Twin sequential turbochargers? They’re just so now. Here we’re sampling the affordable end of this new wave, in a Vauxhall Vectra. A diesel Vectra in fact, its 1.9-litre oil-burner boosted by a small, high-pressure turbocharger that provides boost to 1800rpm, and a bigger, light-pressure unit that takes over between 1800rpm and 3600rpm.
In practice, the two overlap for a seamless stream of torque, of which a fat 332lb ft gush is available between 1400 and 3600rpm.
But before we tell you how fast that makes a Vectra go, here’s the reason for those twin KKK turbos. A single blower can yield the same peak power of 212bhp but leaves a large hole in the lower end of the torque curve, precisely where the engine operates most often.

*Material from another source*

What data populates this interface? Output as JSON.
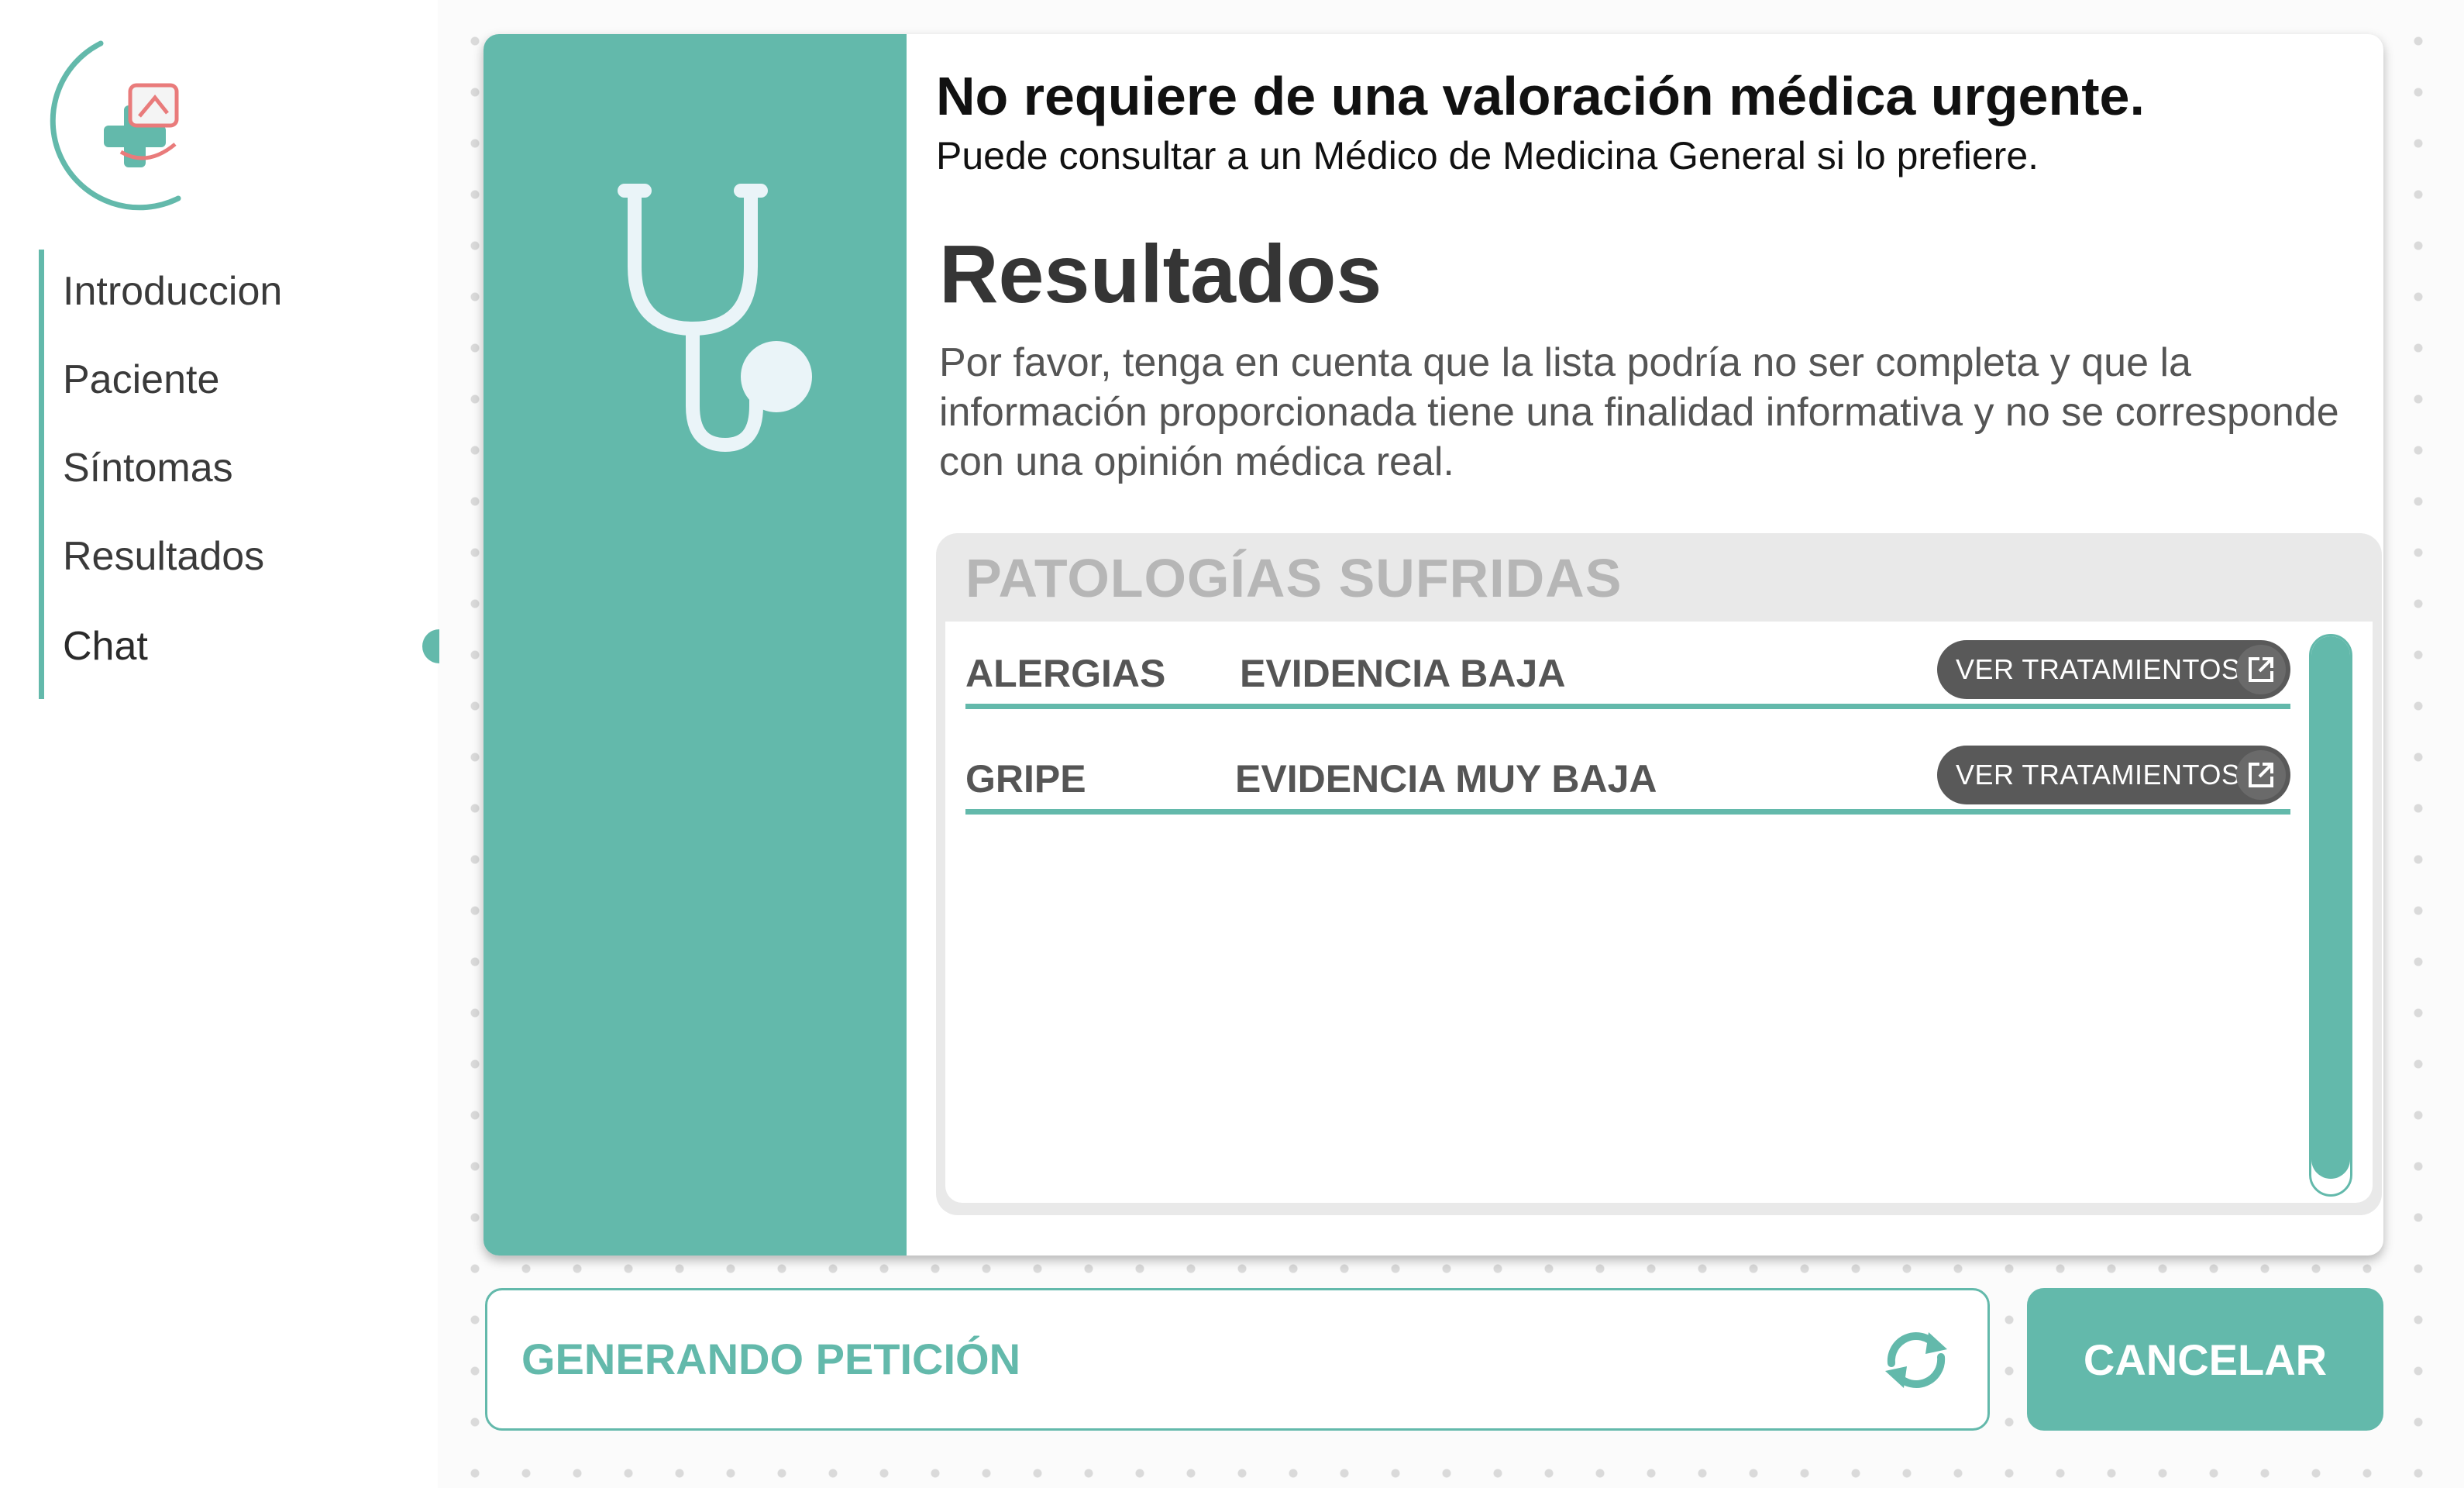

Modern turbodiesels, including Vauxhall’s current 150bhp 1.9 CDTi Ecotec, run with a blower sized for compromise between strong mid-range urge – this same motor musters 232lb ft of torque – and ultimate power. Run large and small in tandem and you’ll have the best of both worlds, and still return 47.0mpg on the combined cycle, an amazingly small drop from the 150bhp motor’s 47.9mpg.
And you certainly get some thrust. Vauxhall claims 6.0 seconds to 60mph, while top speed is reined in to 155mph. Remember, we’re talking about a diesel here. Vauxhall showed this car as a concept, painted a vivid blue, at the Birmingham motor show, and we got to try it, admittedly in far-from-finished form, on an airstrip near Frankfurt.
The trouble with wide open spaces like this is that they don’t really provide an accurate sense of speed and acceleration – or don’t until you reach a bend suddenly enough to provoke the Vectra’s understeer-countering ESP.
That was enough to remind us that while the Vectra is rather good at taking corners at considerable speeds, the slightly numb steering of this unfinished car make this an activity that you won’t be pursuing for the hell of it. But the finished article, out early in 2006, will be badged VXR, which will signal the ministrations of Lotus. So there’s a fair chance that this Vectra might be an entertainer.
It will also be more powerful than this car, which was running with 292lb ft of torque rather than 332lb ft to preserve its gearbox – the production version gets a tougher transmission. It will also get a smaller low-rev turbo to sharpen low-rev throttle response, as there was some lag despite the elaborate set-up, and the strategy for blending the efforts of the blowers will be refined, too, the need for which I discovered by opening the glovebox.
Lurking inside was a boost gauge, and while it was a challenge to stare at that, steer the car, deploy full throttle and not crash, I can report that there is indeed a brief dip in pressure part way through the rev range, though it wasn’t very noticeable on the road.
So there’s more development to come, but it’s hard to see how the finished package can fail to impress in terms of performance and economy. With the right kind of fettling under the arches, the diesel Vectra VXR could turn out to be as startling as the blue interior of the concept. And all for around £22,000.